Fluoride helps to neutralize harmful acids that sugary foods and bacteria form in our mouths. Those acids attack tooth enamel and de-mineralize teeth — they tend to cause calcium and phosphorous atoms, which are integral components of the molecules that make up bone and tooth enamel, to leach out of the teeth.
The presence of fluoride in the mouth, though, keeps some of those acids from forming. Essentially, fluoride helps keep calcium and phosphorous atoms (both necessary for building strong teeth) from leaching out of your teeth, leaving them stronger, harder, healthier, less susceptible to breakage and better able to keep harmful bacteria from penetrating to their soft, pulpy interiors.
2. Soft-bristled toothbrush.
One would think that the harder the bristles, the better able a toothbrush is to clean away plaque and bacteria, right? Wrong. Effective brushing has less to do with the hardness of the brush bristles and much more to do with frequency and technique (here’s how the ADA recommends you brush). And, in fact, harder-bristled brushes are actually worse for your mouth.
Why? The problem is that medium and hard-bristled brushes are particularly harsh on soft gum, cheek and tongue tissues. They strip away the epithelial cells that form the surfaces of the gums, etc., and leave little cuts that bacteria can get into and infect.
The mechanical stripping away of gum tissue leads, over time, to recession of the gum line away from the teeth, exposing sensitive nerve endings and giving bacteria more access to the roots of the teeth.
So if they’re so bad, why do toothbrush manufacturers still make medium and hard-bristled brushes? Simple: consumer demand. People who don’t know about the damage harder-bristled brushes can do still demand them — and money talks.
3. Antimicrobial mouthwashes.
Are you rinsing with a mouthwash after you brush? You should be. It does more than give your mouth a fresh, minty feeling — it washes away or kills many of the bacteria that cause tooth decay and helps prevent periodontal disease.
Although some people don’t like the strong taste of mouthwashes, they are an essential product for maintaining good oral hygiene. Toothbrushes can’t scrub every little nook and cranny around the teeth, no matter how thorough you may be when you brush.
Mouthwashes, on the other hand, are liquid so they can penetrate under the gum line, into the spaces between teeth and, if gargled, to the back of the tongue and throat, killing harmful germs that hang out in those places.
Listerine, Scope and other ADA-approved antimicrobial mouthwashes can help you prevent gum disease, reduce unsightly tartar and plaque, kill the germs that cause bad breath and keep your smile sparkling. There are even fluoride-fortified mouthwashes, which can help you strengthen sensitive teeth.

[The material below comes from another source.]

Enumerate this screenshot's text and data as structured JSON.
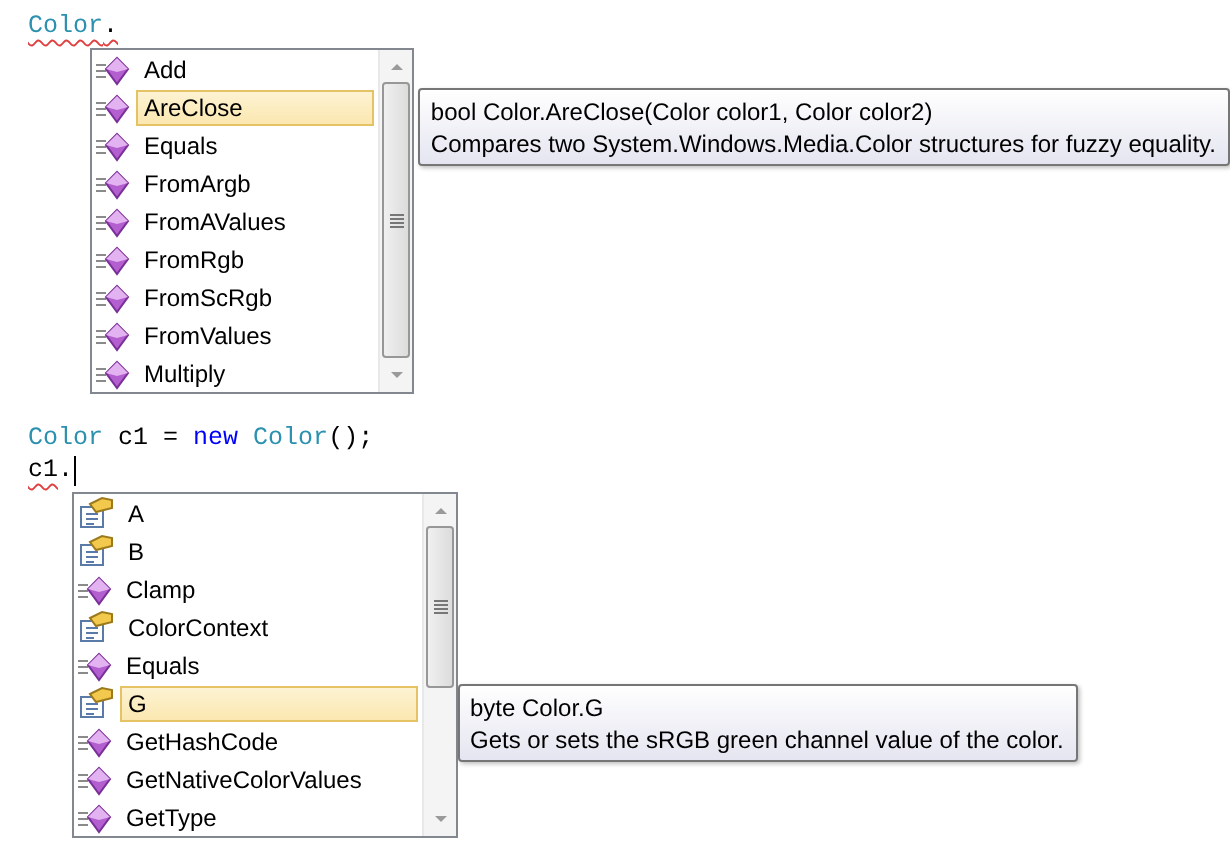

4. Dental floss.
If you aren’t flossing daily or between meals, you’re doing your mouth a real disservice. There is no more effective way to remove decaying food debris, tartar and plaque, and harmful germs that cause tooth decay and malodorous breath from between your teeth and under the gum line.
Waxed, non-waxed, minty, cinnamon, or unflavored — it doesn’t matter which type of floss you use, as long as you are disciplined enough to use it regularly. Keep a roll in your desk at work, in your car console, or in your purse or pocket, plus one in the bathroom cabinet at home, that way you’ll always have ready access to it after you finish a meal.
Flossing is essential for preventing gum disease. It leaves your gums looking and feeling healthier. If you notice bleeding when you floss, you’re not flossing enough. It goes away as flossing becomes routine and gum health improves.
Practice good oral health by incorporating these 4 products into your daily oral hygiene routine.
If you have additional questions about what you should use, or how to use it, talk to your dentist or dental hygienist to see what they recommend. And make sure that you are going for cleanings and screenings twice a year!